Right now there is no impending war threatening our children, but there certainly is fear, confusion, and uncertainty about the future. Covid, unemployment, homelessness, political turmoil loom over us, and I expect our children are especially unsettled. I hope we all discover a place of peace, joy, and solace such as Millie found.

War and Millie McGonigleWar and Millie McGonigle, written by Karen Cushman and published by Alfred A. Knopf Books for Young Readers, is available on April 6, 2021, from your favorite bookseller and your closest library. 

Read more “behind the book.”

About a Boy

Will Sparrow's RoadWhy did I write a book about a boy? I had in mind a story about a child alone and on the road in Elizabethan England. I knew a girl likely would not survive there in those somewhat brutal times. And I don’t believe that in a world with so little privacy, she could successfully disguise herself as a boy for long. She wouldn’t have access to a private bedroom or dressing rooms or bathrooms. London did have one public restroom—a plank with 18-holes, emptying directly into the Thames River. In fact using the whole world as a toilet—streets, fields, the halls of great houses—was so common that a book of manners from 1731 stated that it was impolite to stop and greet someone who is urinating. So it had to be a boy, and Will Sparrow was born.

It was important to me to build a Will who was believable, true to his character, his gender, and his times. My first attempts made Will more like a girl in britches so I had to do a lot more research. I read books on psychology and child development.
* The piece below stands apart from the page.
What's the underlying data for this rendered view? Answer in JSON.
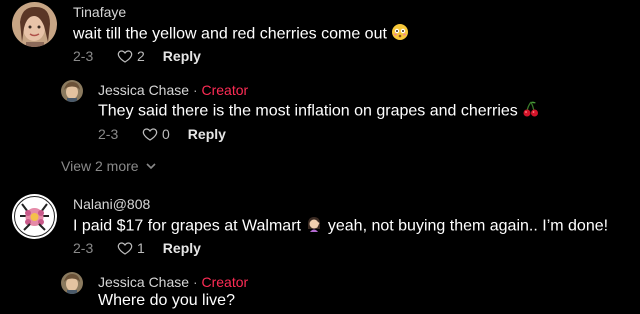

I spoke to boys and mothers of boys. I watched boys at the bus stop and my husband and his friends at play. The resulting Will has boundless energy, his voice is changing, he distrusts displays of emotion, and he longs to grow facial hair. But he lives in a time that was more chaotic and dangerous so he is extremely vulnerable. There was no concept of adolescence so a boy of thirteen, no longer a child, was considered a man, with the responsibilities of a man.  

I hope I have managed to construct a Will who is believable, not a stereotype, and wholly entertaining.  Let me know what you think.

This article originally appeared on the Green Bean Teen Queen blog.